Requirement - Please restate the data that follows word for word, with the pictures left out.

Web page and app entries
++++++++++++++++++++

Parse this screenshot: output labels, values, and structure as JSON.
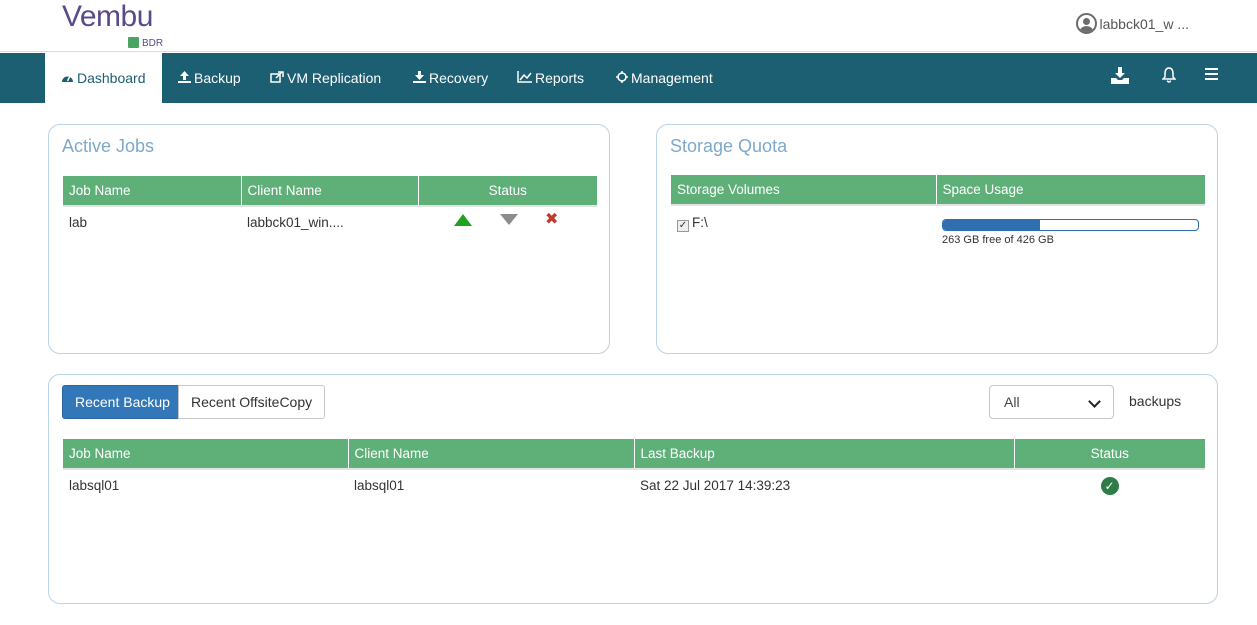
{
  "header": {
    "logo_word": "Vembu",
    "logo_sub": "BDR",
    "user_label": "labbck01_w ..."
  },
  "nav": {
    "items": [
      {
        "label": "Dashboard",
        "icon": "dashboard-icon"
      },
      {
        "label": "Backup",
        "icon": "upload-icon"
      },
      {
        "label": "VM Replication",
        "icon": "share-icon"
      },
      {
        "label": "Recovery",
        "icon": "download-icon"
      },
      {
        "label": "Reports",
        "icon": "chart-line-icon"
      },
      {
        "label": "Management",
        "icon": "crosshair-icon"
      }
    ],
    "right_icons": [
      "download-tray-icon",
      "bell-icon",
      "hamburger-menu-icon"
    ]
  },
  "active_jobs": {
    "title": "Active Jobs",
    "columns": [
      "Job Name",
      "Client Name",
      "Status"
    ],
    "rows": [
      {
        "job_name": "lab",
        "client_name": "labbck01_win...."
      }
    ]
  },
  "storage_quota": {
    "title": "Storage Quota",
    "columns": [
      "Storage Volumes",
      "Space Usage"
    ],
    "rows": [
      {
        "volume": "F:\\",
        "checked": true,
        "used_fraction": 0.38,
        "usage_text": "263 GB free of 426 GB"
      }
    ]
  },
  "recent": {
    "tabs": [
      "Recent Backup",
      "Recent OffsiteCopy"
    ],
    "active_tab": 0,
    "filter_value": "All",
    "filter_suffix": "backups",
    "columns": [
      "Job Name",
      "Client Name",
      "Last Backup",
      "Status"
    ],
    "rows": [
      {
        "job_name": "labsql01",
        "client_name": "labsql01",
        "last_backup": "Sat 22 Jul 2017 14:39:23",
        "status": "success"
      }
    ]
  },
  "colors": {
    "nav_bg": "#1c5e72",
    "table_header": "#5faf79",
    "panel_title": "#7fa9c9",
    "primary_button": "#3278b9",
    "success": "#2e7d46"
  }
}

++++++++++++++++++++

Task answer -
Parse this screenshot: output labels, values, and structure as JSON.
{
  "header": {
    "logo_word": "Vembu",
    "logo_sub": "BDR",
    "user_label": "labbck01_w ..."
  },
  "nav": {
    "items": [
      {
        "label": "Dashboard",
        "icon": "dashboard-icon"
      },
      {
        "label": "Backup",
        "icon": "upload-icon"
      },
      {
        "label": "VM Replication",
        "icon": "share-icon"
      },
      {
        "label": "Recovery",
        "icon": "download-icon"
      },
      {
        "label": "Reports",
        "icon": "chart-line-icon"
      },
      {
        "label": "Management",
        "icon": "crosshair-icon"
      }
    ],
    "right_icons": [
      "download-tray-icon",
      "bell-icon",
      "hamburger-menu-icon"
    ]
  },
  "active_jobs": {
    "title": "Active Jobs",
    "columns": [
      "Job Name",
      "Client Name",
      "Status"
    ],
    "rows": [
      {
        "job_name": "lab",
        "client_name": "labbck01_win...."
      }
    ]
  },
  "storage_quota": {
    "title": "Storage Quota",
    "columns": [
      "Storage Volumes",
      "Space Usage"
    ],
    "rows": [
      {
        "volume": "F:\\",
        "checked": true,
        "used_fraction": 0.38,
        "usage_text": "263 GB free of 426 GB"
      }
    ]
  },
  "recent": {
    "tabs": [
      "Recent Backup",
      "Recent OffsiteCopy"
    ],
    "active_tab": 0,
    "filter_value": "All",
    "filter_suffix": "backups",
    "columns": [
      "Job Name",
      "Client Name",
      "Last Backup",
      "Status"
    ],
    "rows": [
      {
        "job_name": "labsql01",
        "client_name": "labsql01",
        "last_backup": "Sat 22 Jul 2017 14:39:23",
        "status": "success"
      }
    ]
  },
  "colors": {
    "nav_bg": "#1c5e72",
    "table_header": "#5faf79",
    "panel_title": "#7fa9c9",
    "primary_button": "#3278b9",
    "success": "#2e7d46"
  }
}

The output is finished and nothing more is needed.